Join us as we close out the spring birding season with our final Birdwatching Hot Spots programs on Saturday, June 1 and Saturday, June 15, 8–10 am at Spring Bluff in Winthrop Harbor. Look for waterfowl and other migratory species. Spotting scopes and binoculars will be available. FREE. No registration required. All ages welcome.

Des Plaines River Trail—Independence Grove to Route 60 Canoe Launch

Post by Jen BerlinghofIMG_8215

As our hike continued south along the Des Plaines River Trail, we began to see, feel and hear the palpable signs of the seasons shifting from summer to autumn. We were not the only ones heading south along this greenway. Small flocks of Swainson’s thrushes and yellow-rumped warblers created a ruckus of fluttering feathers in search of sustenance. Continue reading

Heron highrise

This past weekend I had the pleasure of hearing Kenn Kaufman, a naturalist and bird expert, speak at the Smith Nature Symposium. He is somewhat of a “rock star” in the birding world. His novel, Kingbird Highway, chronicles a personal adventure hitchhiking around the country at the age of 16 on a quest to find birds—a story that has reached the status of folklore. Many years later, and surely a much longer “life list,” his keynote address at Ryerson Conservation Area focused on warbler migration: the phenomenon of these teeny tiny birds in every hue of the rainbow that travel thousands of miles across entire continents each spring and fall. He presented complicated doppler maps and in-depth scientific research on these migratory dynamos, but by the end of the discussion the focus had shifted to something more simple: the children from his young birders club.

guide-bookLate that evening, as I settled down with one of his many guide books, Field Guide to Advanced Birding, I was struck by this same theme of simplicity. Kaufman urges folks to slow down and focus not on looking for the birds, but instead to spend time looking at the birds. He stresses getting to know the common birds of an area very well. By doing so, we are well on our way to knowing when a rare bird may enter the scene. This concept brought to mind one of the best places to take a long look at one common bird of Lake County, Illinois: a great blue heron rookery.

Continue reading

Warbler fever

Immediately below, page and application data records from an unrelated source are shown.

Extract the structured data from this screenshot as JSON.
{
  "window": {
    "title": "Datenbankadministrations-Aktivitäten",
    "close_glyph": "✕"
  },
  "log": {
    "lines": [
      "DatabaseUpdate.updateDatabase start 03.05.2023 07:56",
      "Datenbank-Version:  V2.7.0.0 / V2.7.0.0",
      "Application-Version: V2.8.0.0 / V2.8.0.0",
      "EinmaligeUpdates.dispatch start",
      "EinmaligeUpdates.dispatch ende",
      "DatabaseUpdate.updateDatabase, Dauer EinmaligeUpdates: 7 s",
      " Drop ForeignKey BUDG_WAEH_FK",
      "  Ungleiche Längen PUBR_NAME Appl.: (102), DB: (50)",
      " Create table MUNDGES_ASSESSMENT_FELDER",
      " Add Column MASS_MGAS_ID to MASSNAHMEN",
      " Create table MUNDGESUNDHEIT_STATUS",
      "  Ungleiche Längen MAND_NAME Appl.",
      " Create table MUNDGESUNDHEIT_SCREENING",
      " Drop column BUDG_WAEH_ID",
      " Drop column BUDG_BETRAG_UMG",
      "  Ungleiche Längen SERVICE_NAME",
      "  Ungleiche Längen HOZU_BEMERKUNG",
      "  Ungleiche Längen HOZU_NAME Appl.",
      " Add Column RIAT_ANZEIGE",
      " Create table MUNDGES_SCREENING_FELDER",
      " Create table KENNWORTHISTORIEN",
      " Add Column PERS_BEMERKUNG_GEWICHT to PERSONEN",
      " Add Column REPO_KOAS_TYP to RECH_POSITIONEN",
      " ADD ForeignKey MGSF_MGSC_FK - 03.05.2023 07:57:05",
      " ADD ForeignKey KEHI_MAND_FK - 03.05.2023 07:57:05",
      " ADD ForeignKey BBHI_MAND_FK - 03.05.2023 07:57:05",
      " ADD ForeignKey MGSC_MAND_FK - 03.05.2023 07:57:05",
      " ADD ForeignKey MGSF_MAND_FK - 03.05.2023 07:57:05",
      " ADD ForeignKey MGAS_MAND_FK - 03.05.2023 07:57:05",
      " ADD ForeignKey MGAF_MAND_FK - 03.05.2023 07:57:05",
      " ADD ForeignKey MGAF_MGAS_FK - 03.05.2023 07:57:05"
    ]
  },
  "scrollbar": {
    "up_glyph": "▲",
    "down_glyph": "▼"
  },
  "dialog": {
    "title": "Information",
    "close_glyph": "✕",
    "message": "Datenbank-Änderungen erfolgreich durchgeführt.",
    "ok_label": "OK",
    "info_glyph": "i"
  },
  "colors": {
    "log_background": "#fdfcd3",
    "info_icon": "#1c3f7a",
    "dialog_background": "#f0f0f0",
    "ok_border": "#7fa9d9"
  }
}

Birding fever hit a high this past weekend in natural areas throughout northern Illinois. Birders flocked in throngs with binoculars strung on their necks like potential Olympic medals and a hope of spotting some of the most coveted migratory birds— wood-warblers. Members of the family Parulidae, wood-warblers are the colorful jewels of migration from the sapphire blue of a cerulean warbler (Setophaga cerulea) to the amber orange of a Blackburnian warbler (Setophaga fusca). Yet, as these birds flit about in the treetops, no color is as visually striking as the lemony-yellow citrine that adorns so many warblers as they pass through our area on a flyway. Once these impish birds reach their destinations (as far as northern Canada for some species) and breed, they will molt their flamboyant plumage and become far less conspicuous, which is why seeing them in the spring is considered such a prize for birders.  Continue reading